*WORK TASK*: Where in the data below does the word "JSON" appear? Copy each line that holds it.

Start of Block

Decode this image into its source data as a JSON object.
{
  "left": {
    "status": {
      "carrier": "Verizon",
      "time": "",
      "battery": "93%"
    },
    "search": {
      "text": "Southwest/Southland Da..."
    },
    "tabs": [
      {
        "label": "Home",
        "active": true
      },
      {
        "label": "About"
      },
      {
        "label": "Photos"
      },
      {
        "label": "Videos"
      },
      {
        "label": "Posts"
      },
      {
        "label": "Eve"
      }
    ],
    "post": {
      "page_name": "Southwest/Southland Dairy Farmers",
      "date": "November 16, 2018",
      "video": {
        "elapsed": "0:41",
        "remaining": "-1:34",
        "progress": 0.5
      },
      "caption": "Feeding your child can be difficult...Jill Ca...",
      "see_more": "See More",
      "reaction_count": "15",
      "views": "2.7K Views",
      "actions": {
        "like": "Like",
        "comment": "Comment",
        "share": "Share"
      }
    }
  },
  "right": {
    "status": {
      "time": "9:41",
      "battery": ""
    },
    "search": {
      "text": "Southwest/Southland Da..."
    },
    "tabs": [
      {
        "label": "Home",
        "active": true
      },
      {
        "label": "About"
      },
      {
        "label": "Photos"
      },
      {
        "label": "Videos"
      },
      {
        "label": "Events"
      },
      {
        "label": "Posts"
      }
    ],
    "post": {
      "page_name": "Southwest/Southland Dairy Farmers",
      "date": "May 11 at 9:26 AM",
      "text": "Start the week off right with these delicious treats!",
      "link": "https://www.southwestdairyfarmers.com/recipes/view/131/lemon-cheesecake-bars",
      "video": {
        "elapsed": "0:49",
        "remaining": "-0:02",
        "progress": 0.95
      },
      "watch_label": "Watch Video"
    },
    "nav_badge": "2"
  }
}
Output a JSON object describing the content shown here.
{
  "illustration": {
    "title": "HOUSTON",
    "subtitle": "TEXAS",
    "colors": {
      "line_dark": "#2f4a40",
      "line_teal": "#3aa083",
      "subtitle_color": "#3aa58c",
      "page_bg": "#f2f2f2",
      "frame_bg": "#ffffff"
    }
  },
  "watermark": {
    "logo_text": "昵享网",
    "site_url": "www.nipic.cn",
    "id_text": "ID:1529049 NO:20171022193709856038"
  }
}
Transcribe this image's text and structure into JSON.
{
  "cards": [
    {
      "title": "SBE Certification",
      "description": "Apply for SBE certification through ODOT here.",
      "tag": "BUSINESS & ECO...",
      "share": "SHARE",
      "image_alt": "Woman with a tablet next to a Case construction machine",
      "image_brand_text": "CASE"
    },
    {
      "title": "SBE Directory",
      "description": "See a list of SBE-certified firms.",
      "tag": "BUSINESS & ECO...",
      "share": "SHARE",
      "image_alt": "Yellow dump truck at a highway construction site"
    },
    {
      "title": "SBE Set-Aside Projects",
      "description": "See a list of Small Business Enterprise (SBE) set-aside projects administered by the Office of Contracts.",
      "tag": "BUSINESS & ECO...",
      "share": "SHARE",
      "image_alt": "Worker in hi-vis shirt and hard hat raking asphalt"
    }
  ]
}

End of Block

*SOLUTION TO THIS TASK*:
Decode this image into its source data as a JSON object.
Output a JSON object describing the content shown here.
Transcribe this image's text and structure into JSON.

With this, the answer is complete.